Assignment. Could you output all of the records below exactly as they appear?

**********

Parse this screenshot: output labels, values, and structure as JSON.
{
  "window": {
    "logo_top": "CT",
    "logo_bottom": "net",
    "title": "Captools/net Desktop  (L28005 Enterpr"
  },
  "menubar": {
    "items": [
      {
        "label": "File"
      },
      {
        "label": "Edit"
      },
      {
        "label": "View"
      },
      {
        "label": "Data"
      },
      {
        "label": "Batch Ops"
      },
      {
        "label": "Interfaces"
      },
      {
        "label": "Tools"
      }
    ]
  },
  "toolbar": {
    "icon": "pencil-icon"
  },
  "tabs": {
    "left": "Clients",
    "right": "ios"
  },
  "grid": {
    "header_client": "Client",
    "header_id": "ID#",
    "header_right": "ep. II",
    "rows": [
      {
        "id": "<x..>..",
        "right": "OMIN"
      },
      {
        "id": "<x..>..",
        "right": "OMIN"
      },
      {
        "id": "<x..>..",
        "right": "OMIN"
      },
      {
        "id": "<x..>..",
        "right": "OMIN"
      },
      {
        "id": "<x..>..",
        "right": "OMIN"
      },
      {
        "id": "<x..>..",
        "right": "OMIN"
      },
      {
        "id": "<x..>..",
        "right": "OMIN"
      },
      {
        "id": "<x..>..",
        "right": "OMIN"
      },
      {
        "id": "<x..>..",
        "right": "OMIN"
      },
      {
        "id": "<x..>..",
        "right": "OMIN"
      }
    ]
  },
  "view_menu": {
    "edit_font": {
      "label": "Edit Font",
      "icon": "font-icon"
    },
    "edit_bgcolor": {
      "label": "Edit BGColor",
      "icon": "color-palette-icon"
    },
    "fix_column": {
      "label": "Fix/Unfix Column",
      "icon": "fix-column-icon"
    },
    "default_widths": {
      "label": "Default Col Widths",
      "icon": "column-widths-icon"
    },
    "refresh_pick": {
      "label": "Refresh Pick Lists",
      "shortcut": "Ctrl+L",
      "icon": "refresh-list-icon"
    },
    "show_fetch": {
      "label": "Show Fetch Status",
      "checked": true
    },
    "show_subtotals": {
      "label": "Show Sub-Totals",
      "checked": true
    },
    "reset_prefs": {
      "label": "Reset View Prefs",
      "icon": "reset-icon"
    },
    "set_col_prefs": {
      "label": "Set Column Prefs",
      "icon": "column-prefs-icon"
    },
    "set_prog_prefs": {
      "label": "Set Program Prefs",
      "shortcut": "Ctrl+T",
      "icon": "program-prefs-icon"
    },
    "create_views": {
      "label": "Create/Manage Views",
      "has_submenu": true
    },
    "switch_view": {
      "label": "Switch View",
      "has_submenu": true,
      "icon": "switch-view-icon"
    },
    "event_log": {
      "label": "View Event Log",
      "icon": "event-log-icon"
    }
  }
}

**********

Answer to this task.
Parse this screenshot: output labels, values, and structure as JSON.
{
  "window": {
    "logo_top": "CT",
    "logo_bottom": "net",
    "title": "Captools/net Desktop  (L28005 Enterpr"
  },
  "menubar": {
    "items": [
      {
        "label": "File"
      },
      {
        "label": "Edit"
      },
      {
        "label": "View"
      },
      {
        "label": "Data"
      },
      {
        "label": "Batch Ops"
      },
      {
        "label": "Interfaces"
      },
      {
        "label": "Tools"
      }
    ]
  },
  "toolbar": {
    "icon": "pencil-icon"
  },
  "tabs": {
    "left": "Clients",
    "right": "ios"
  },
  "grid": {
    "header_client": "Client",
    "header_id": "ID#",
    "header_right": "ep. II",
    "rows": [
      {
        "id": "<x..>..",
        "right": "OMIN"
      },
      {
        "id": "<x..>..",
        "right": "OMIN"
      },
      {
        "id": "<x..>..",
        "right": "OMIN"
      },
      {
        "id": "<x..>..",
        "right": "OMIN"
      },
      {
        "id": "<x..>..",
        "right": "OMIN"
      },
      {
        "id": "<x..>..",
        "right": "OMIN"
      },
      {
        "id": "<x..>..",
        "right": "OMIN"
      },
      {
        "id": "<x..>..",
        "right": "OMIN"
      },
      {
        "id": "<x..>..",
        "right": "OMIN"
      },
      {
        "id": "<x..>..",
        "right": "OMIN"
      }
    ]
  },
  "view_menu": {
    "edit_font": {
      "label": "Edit Font",
      "icon": "font-icon"
    },
    "edit_bgcolor": {
      "label": "Edit BGColor",
      "icon": "color-palette-icon"
    },
    "fix_column": {
      "label": "Fix/Unfix Column",
      "icon": "fix-column-icon"
    },
    "default_widths": {
      "label": "Default Col Widths",
      "icon": "column-widths-icon"
    },
    "refresh_pick": {
      "label": "Refresh Pick Lists",
      "shortcut": "Ctrl+L",
      "icon": "refresh-list-icon"
    },
    "show_fetch": {
      "label": "Show Fetch Status",
      "checked": true
    },
    "show_subtotals": {
      "label": "Show Sub-Totals",
      "checked": true
    },
    "reset_prefs": {
      "label": "Reset View Prefs",
      "icon": "reset-icon"
    },
    "set_col_prefs": {
      "label": "Set Column Prefs",
      "icon": "column-prefs-icon"
    },
    "set_prog_prefs": {
      "label": "Set Program Prefs",
      "shortcut": "Ctrl+T",
      "icon": "program-prefs-icon"
    },
    "create_views": {
      "label": "Create/Manage Views",
      "has_submenu": true
    },
    "switch_view": {
      "label": "Switch View",
      "has_submenu": true,
      "icon": "switch-view-icon"
    },
    "event_log": {
      "label": "View Event Log",
      "icon": "event-log-icon"
    }
  }
}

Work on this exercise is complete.